Content starts

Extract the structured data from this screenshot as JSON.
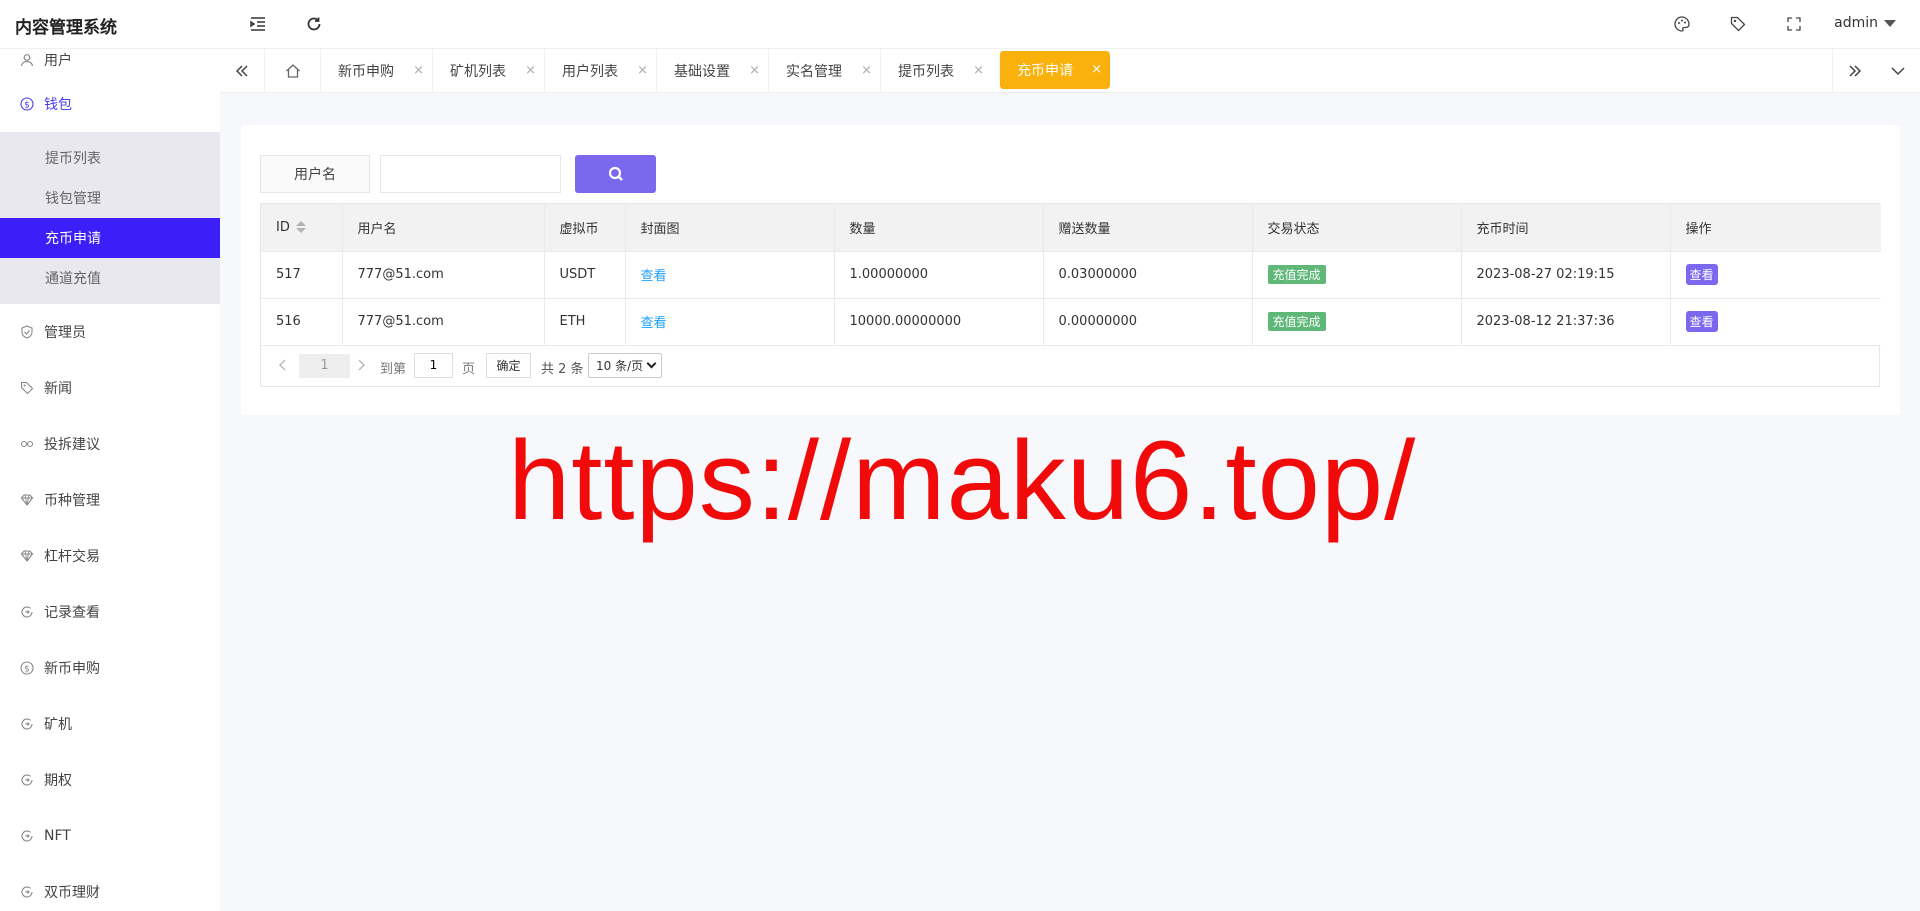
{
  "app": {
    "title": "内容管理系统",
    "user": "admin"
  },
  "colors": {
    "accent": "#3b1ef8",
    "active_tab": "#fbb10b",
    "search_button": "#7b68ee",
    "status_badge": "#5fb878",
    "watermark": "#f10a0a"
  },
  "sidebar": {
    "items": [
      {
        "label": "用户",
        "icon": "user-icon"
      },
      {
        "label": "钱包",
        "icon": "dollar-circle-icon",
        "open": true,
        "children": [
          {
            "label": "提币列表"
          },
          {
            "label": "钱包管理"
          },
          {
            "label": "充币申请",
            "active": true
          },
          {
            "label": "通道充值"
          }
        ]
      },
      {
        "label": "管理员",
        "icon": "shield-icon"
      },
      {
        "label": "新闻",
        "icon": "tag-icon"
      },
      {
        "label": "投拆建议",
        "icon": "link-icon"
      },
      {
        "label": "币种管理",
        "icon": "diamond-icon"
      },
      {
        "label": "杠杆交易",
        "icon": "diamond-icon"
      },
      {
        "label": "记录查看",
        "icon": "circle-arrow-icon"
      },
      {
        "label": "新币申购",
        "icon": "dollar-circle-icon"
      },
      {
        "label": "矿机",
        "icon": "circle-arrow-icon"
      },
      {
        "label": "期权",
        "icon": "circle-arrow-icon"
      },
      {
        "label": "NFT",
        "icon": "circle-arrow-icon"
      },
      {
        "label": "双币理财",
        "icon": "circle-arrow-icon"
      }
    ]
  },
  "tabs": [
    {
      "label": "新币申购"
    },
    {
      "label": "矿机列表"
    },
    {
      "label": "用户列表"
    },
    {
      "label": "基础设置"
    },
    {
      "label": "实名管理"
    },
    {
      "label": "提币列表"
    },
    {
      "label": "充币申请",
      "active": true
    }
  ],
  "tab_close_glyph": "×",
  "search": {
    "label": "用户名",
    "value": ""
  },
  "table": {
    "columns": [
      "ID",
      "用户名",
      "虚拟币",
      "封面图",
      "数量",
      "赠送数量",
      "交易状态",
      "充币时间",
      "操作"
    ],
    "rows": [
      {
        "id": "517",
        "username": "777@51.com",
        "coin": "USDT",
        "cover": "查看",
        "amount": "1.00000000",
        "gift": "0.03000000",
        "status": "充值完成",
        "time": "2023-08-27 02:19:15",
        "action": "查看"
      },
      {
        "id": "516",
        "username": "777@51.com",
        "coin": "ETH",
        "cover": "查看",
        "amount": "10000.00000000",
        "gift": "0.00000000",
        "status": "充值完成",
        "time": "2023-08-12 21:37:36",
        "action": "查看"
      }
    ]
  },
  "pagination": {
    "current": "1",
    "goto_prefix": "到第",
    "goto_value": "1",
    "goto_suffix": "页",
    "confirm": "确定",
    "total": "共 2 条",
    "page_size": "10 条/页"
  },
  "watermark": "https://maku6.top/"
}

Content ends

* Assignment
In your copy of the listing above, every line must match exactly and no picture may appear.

* Task answer
Extract the structured data from this screenshot as JSON.
{
  "app": {
    "title": "内容管理系统",
    "user": "admin"
  },
  "colors": {
    "accent": "#3b1ef8",
    "active_tab": "#fbb10b",
    "search_button": "#7b68ee",
    "status_badge": "#5fb878",
    "watermark": "#f10a0a"
  },
  "sidebar": {
    "items": [
      {
        "label": "用户",
        "icon": "user-icon"
      },
      {
        "label": "钱包",
        "icon": "dollar-circle-icon",
        "open": true,
        "children": [
          {
            "label": "提币列表"
          },
          {
            "label": "钱包管理"
          },
          {
            "label": "充币申请",
            "active": true
          },
          {
            "label": "通道充值"
          }
        ]
      },
      {
        "label": "管理员",
        "icon": "shield-icon"
      },
      {
        "label": "新闻",
        "icon": "tag-icon"
      },
      {
        "label": "投拆建议",
        "icon": "link-icon"
      },
      {
        "label": "币种管理",
        "icon": "diamond-icon"
      },
      {
        "label": "杠杆交易",
        "icon": "diamond-icon"
      },
      {
        "label": "记录查看",
        "icon": "circle-arrow-icon"
      },
      {
        "label": "新币申购",
        "icon": "dollar-circle-icon"
      },
      {
        "label": "矿机",
        "icon": "circle-arrow-icon"
      },
      {
        "label": "期权",
        "icon": "circle-arrow-icon"
      },
      {
        "label": "NFT",
        "icon": "circle-arrow-icon"
      },
      {
        "label": "双币理财",
        "icon": "circle-arrow-icon"
      }
    ]
  },
  "tabs": [
    {
      "label": "新币申购"
    },
    {
      "label": "矿机列表"
    },
    {
      "label": "用户列表"
    },
    {
      "label": "基础设置"
    },
    {
      "label": "实名管理"
    },
    {
      "label": "提币列表"
    },
    {
      "label": "充币申请",
      "active": true
    }
  ],
  "tab_close_glyph": "×",
  "search": {
    "label": "用户名",
    "value": ""
  },
  "table": {
    "columns": [
      "ID",
      "用户名",
      "虚拟币",
      "封面图",
      "数量",
      "赠送数量",
      "交易状态",
      "充币时间",
      "操作"
    ],
    "rows": [
      {
        "id": "517",
        "username": "777@51.com",
        "coin": "USDT",
        "cover": "查看",
        "amount": "1.00000000",
        "gift": "0.03000000",
        "status": "充值完成",
        "time": "2023-08-27 02:19:15",
        "action": "查看"
      },
      {
        "id": "516",
        "username": "777@51.com",
        "coin": "ETH",
        "cover": "查看",
        "amount": "10000.00000000",
        "gift": "0.00000000",
        "status": "充值完成",
        "time": "2023-08-12 21:37:36",
        "action": "查看"
      }
    ]
  },
  "pagination": {
    "current": "1",
    "goto_prefix": "到第",
    "goto_value": "1",
    "goto_suffix": "页",
    "confirm": "确定",
    "total": "共 2 条",
    "page_size": "10 条/页"
  },
  "watermark": "https://maku6.top/"
}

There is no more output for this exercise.